[EDITORIALS]Leave the Retirement Age AloneThe move to extend the retirement age for teachers to 63 from 62, endorsed by the main opposition Grand National Party and the minor opposition United Liberal Democrats, is unpopular with the public. The average voter cannot understand the opposition zeal for change when the benefits seem so ephemeral. What difference will a one-year extension make, especially since there was so much difficulty in changing the age from 65 to 62 a few years ago? The Grand National Party argues that the move will put more teachers in classrooms and boost teacher morale. Unsaid is that the party is also avenging its political defeat when the ruling party and the United Liberal Democrats forced the lower retirement age through the Assembly in 1999. But claims about more teachers and higher morale are not credible.
A one-year extension will not bring much change on the front lines of teaching. According to Education Ministry figures, 2,005 teachers including 726 elementary school teachers and 1,210 secondary school teachers would remain on the job, but only 93 elementary school teachers and 284 secondary school teachers would actually be teaching. The rest would hold administrative jobs.
Some teachers will hail the additional year of employment, but that should not be enough to overturn a decision made three years ago that fresh blood and an ability to adapt to new times was needed. Yes, teacher morale may rise temporarily. But what about those who have already retired, and what about parents who want old teachers out of the classrooms?
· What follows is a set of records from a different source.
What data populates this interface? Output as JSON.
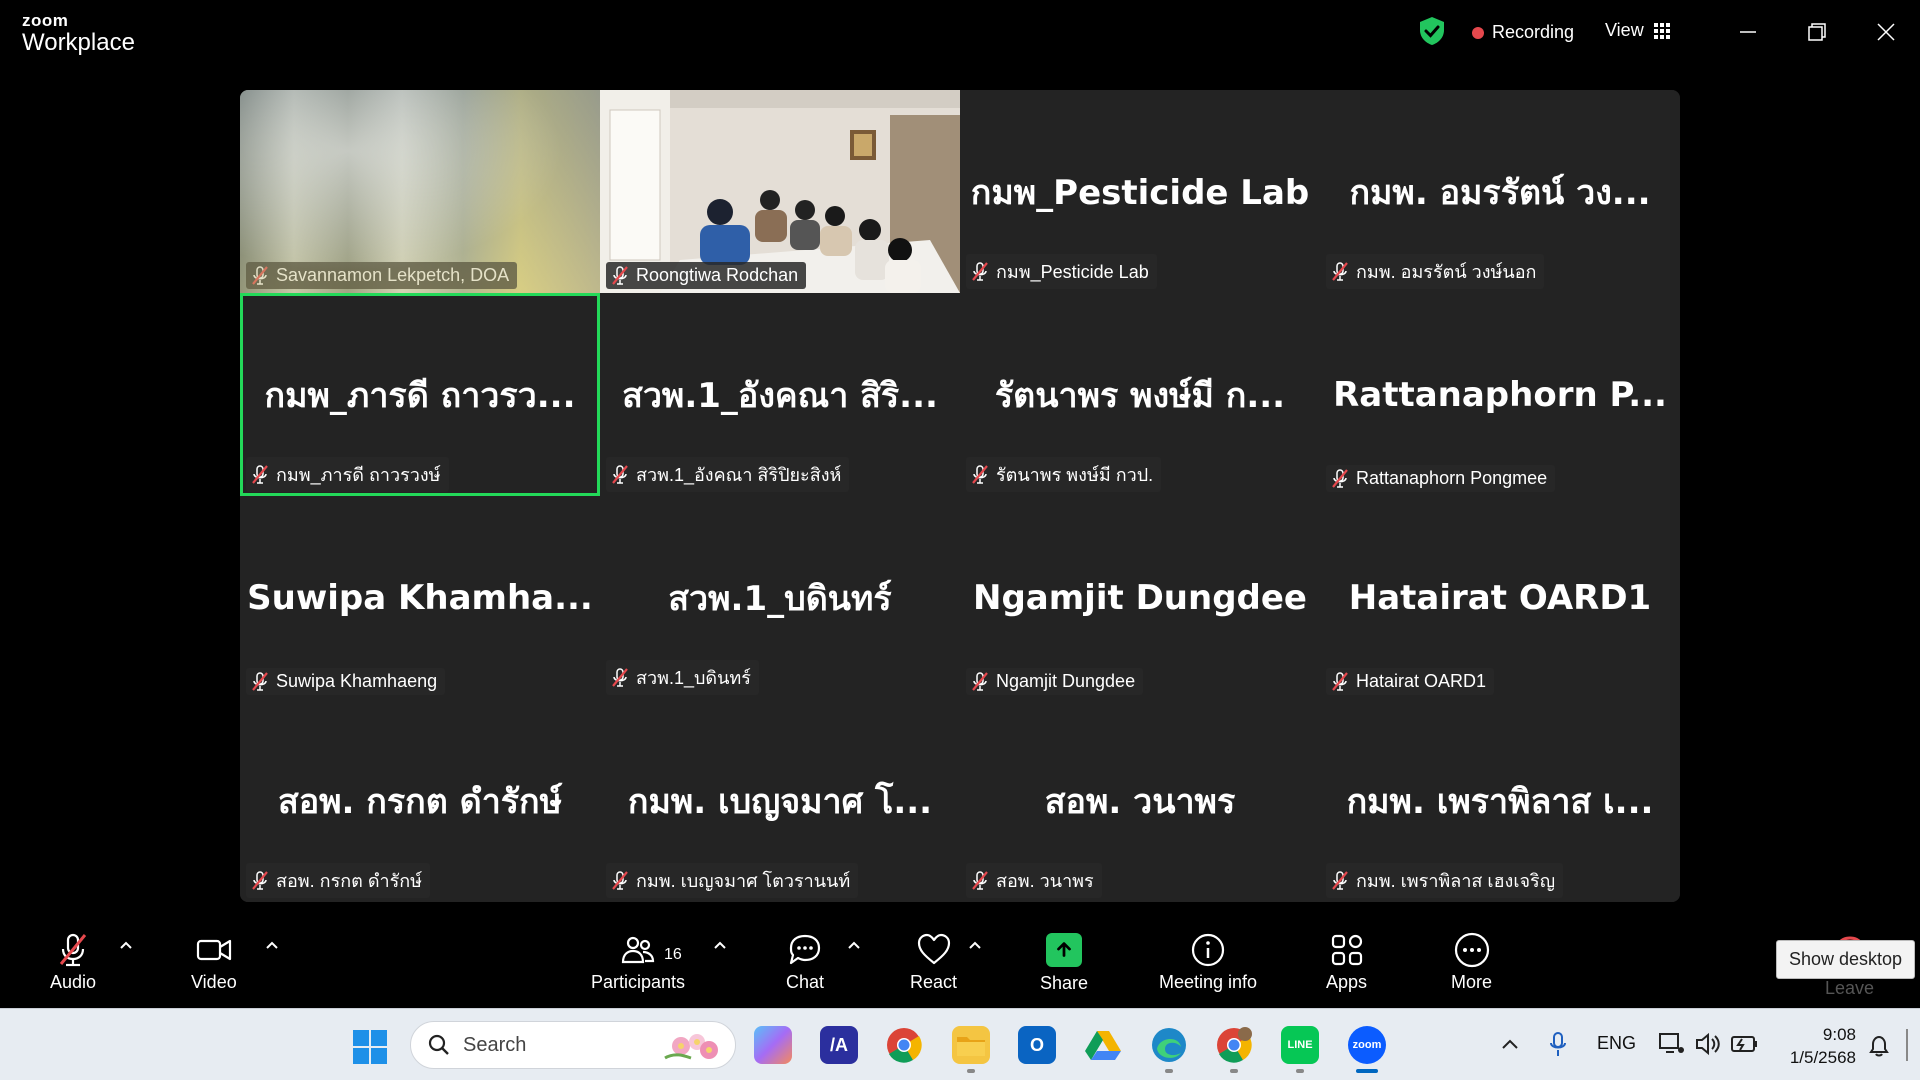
{
  "titlebar": {
    "logo_top": "zoom",
    "logo_bottom": "Workplace",
    "recording_label": "Recording",
    "view_label": "View"
  },
  "tiles": [
    {
      "big": "",
      "name": "Savannamon Lekpetch, DOA",
      "kind": "photo-blur"
    },
    {
      "big": "",
      "name": "Roongtiwa Rodchan",
      "kind": "photo-room"
    },
    {
      "big": "กมพ_Pesticide  Lab",
      "name": "กมพ_Pesticide Lab",
      "kind": "text"
    },
    {
      "big": "กมพ. อมรรัตน์ วง...",
      "name": "กมพ. อมรรัตน์ วงษ์นอก",
      "kind": "text"
    },
    {
      "big": "กมพ_ภารดี ถาวรว...",
      "name": "กมพ_ภารดี ถาวรวงษ์",
      "kind": "text",
      "active": true
    },
    {
      "big": "สวพ.1_อังคณา สิริ...",
      "name": "สวพ.1_อังคณา สิริปิยะสิงห์",
      "kind": "text"
    },
    {
      "big": "รัตนาพร พงษ์มี ก...",
      "name": "รัตนาพร พงษ์มี กวป.",
      "kind": "text"
    },
    {
      "big": "Rattanaphorn  P...",
      "name": "Rattanaphorn Pongmee",
      "kind": "text"
    },
    {
      "big": "Suwipa  Khamha...",
      "name": "Suwipa Khamhaeng",
      "kind": "text"
    },
    {
      "big": "สวพ.1_บดินทร์",
      "name": "สวพ.1_บดินทร์",
      "kind": "text"
    },
    {
      "big": "Ngamjit Dungdee",
      "name": "Ngamjit Dungdee",
      "kind": "text"
    },
    {
      "big": "Hatairat OARD1",
      "name": "Hatairat OARD1",
      "kind": "text"
    },
    {
      "big": "สอพ. กรกต ดำรักษ์",
      "name": "สอพ. กรกต ดำรักษ์",
      "kind": "text"
    },
    {
      "big": "กมพ. เบญจมาศ โ...",
      "name": "กมพ. เบญจมาศ โตวรานนท์",
      "kind": "text"
    },
    {
      "big": "สอพ. วนาพร",
      "name": "สอพ. วนาพร",
      "kind": "text"
    },
    {
      "big": "กมพ. เพราพิลาส เ...",
      "name": "กมพ. เพราพิลาส เฮงเจริญ",
      "kind": "text"
    }
  ],
  "toolbar": {
    "audio": "Audio",
    "video": "Video",
    "participants": "Participants",
    "participants_count": "16",
    "chat": "Chat",
    "react": "React",
    "share": "Share",
    "meeting_info": "Meeting info",
    "apps": "Apps",
    "more": "More",
    "leave": "Leave",
    "show_desktop_tooltip": "Show desktop"
  },
  "taskbar": {
    "search_placeholder": "Search",
    "lang": "ENG",
    "time": "9:08",
    "date": "1/5/2568",
    "zoom_app_label": "zoom"
  },
  "colors": {
    "active_speaker": "#23d959",
    "recording_dot": "#e5484d",
    "share_green": "#22c55e",
    "muted_red": "#e5484d"
  }
}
The Grand National Party may be smug about dealing a blow to one of President Kim Dae-jung's reforms. But its move is already drawing charges of "politics of power" and "politics of numerical weight" － the same charges they hurled at the president not long ago. Others contend that the move is a shallow political trick to woo some interest groups. A responsible political party should exercise its muscle on forward-looking policies rather than looking back in time to undo what has been done. Should the Grand National Party and minor opposition parties continue to behave this way, they will attract criticism that would otherwise be aimed at the ruling party for mismanaging government affairs.